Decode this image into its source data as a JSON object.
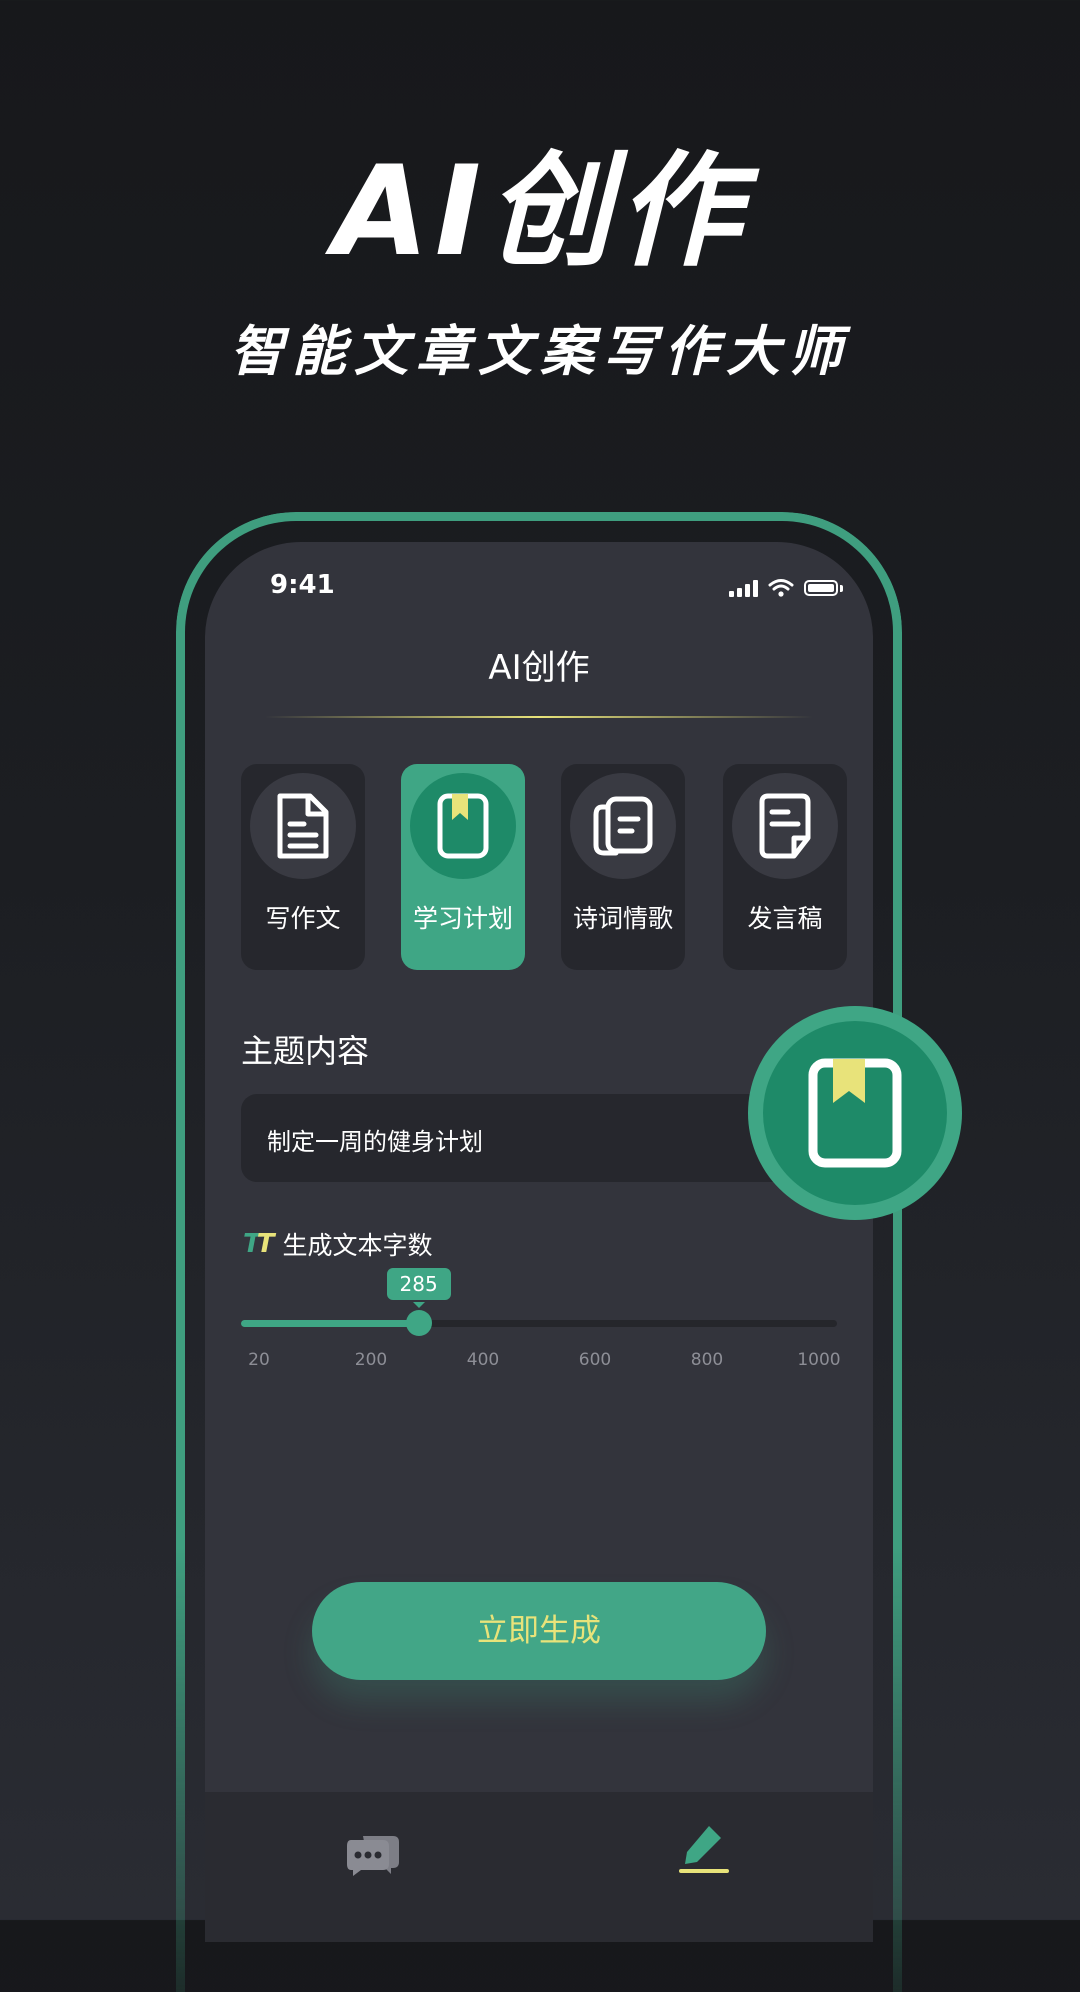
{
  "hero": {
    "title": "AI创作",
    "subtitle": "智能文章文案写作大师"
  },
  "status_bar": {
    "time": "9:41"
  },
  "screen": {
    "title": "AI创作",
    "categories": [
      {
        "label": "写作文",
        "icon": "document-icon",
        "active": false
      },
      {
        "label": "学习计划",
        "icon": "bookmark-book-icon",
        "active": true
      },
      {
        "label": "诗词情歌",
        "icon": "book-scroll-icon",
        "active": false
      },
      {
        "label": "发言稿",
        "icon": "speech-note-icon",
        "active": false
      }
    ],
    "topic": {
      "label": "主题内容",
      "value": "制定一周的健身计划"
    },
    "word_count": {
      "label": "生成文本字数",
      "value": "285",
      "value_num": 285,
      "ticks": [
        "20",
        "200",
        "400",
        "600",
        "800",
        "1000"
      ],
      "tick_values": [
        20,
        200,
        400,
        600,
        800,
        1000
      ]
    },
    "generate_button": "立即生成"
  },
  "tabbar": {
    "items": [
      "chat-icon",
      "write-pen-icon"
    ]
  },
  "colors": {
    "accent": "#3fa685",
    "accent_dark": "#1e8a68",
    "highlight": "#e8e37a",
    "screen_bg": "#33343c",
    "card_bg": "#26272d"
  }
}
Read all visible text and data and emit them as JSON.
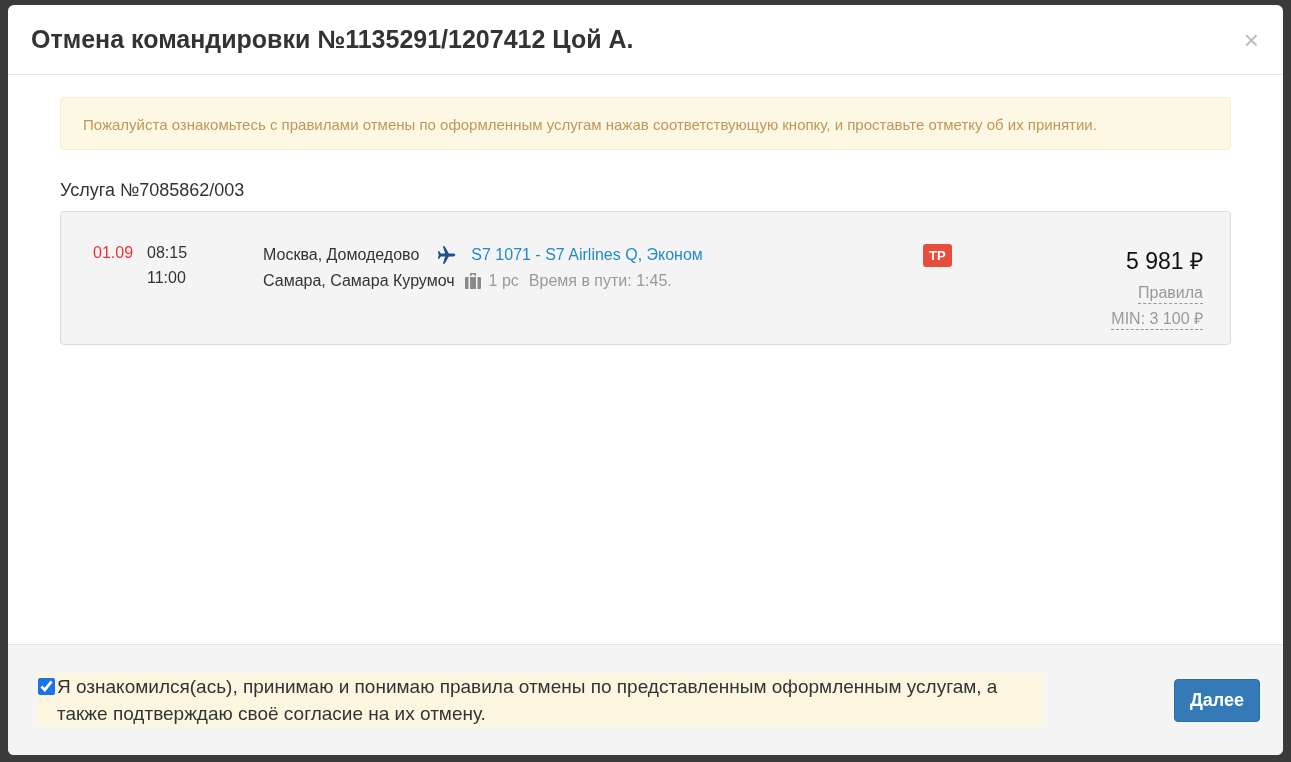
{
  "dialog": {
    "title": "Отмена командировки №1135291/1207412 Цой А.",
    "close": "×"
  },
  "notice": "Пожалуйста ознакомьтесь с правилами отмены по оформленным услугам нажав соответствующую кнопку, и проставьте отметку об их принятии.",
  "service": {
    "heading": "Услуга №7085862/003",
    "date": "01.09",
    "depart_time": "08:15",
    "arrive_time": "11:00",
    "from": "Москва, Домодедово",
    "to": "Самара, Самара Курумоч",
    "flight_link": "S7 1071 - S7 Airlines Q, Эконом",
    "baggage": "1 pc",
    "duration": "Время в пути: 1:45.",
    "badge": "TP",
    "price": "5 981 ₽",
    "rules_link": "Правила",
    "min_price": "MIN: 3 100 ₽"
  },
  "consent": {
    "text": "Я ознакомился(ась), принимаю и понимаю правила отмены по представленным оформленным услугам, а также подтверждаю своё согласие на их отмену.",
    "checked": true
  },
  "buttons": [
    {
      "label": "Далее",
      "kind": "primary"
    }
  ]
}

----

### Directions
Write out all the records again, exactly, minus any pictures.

### Task answer
Decode this image into its source data as a JSON object.
{
  "hero": {
    "title": "AI创作",
    "subtitle": "智能文章文案写作大师"
  },
  "status_bar": {
    "time": "9:41"
  },
  "screen": {
    "title": "AI创作",
    "categories": [
      {
        "label": "写作文",
        "icon": "document-icon",
        "active": false
      },
      {
        "label": "学习计划",
        "icon": "bookmark-book-icon",
        "active": true
      },
      {
        "label": "诗词情歌",
        "icon": "book-scroll-icon",
        "active": false
      },
      {
        "label": "发言稿",
        "icon": "speech-note-icon",
        "active": false
      }
    ],
    "topic": {
      "label": "主题内容",
      "value": "制定一周的健身计划"
    },
    "word_count": {
      "label": "生成文本字数",
      "value": "285",
      "value_num": 285,
      "ticks": [
        "20",
        "200",
        "400",
        "600",
        "800",
        "1000"
      ],
      "tick_values": [
        20,
        200,
        400,
        600,
        800,
        1000
      ]
    },
    "generate_button": "立即生成"
  },
  "tabbar": {
    "items": [
      "chat-icon",
      "write-pen-icon"
    ]
  },
  "colors": {
    "accent": "#3fa685",
    "accent_dark": "#1e8a68",
    "highlight": "#e8e37a",
    "screen_bg": "#33343c",
    "card_bg": "#26272d"
  }
}
Read all visible text and data and emit them as JSON.
{
  "dialog": {
    "title": "Отмена командировки №1135291/1207412 Цой А.",
    "close": "×"
  },
  "notice": "Пожалуйста ознакомьтесь с правилами отмены по оформленным услугам нажав соответствующую кнопку, и проставьте отметку об их принятии.",
  "service": {
    "heading": "Услуга №7085862/003",
    "date": "01.09",
    "depart_time": "08:15",
    "arrive_time": "11:00",
    "from": "Москва, Домодедово",
    "to": "Самара, Самара Курумоч",
    "flight_link": "S7 1071 - S7 Airlines Q, Эконом",
    "baggage": "1 pc",
    "duration": "Время в пути: 1:45.",
    "badge": "TP",
    "price": "5 981 ₽",
    "rules_link": "Правила",
    "min_price": "MIN: 3 100 ₽"
  },
  "consent": {
    "text": "Я ознакомился(ась), принимаю и понимаю правила отмены по представленным оформленным услугам, а также подтверждаю своё согласие на их отмену.",
    "checked": true
  },
  "buttons": [
    {
      "label": "Далее",
      "kind": "primary"
    }
  ]
}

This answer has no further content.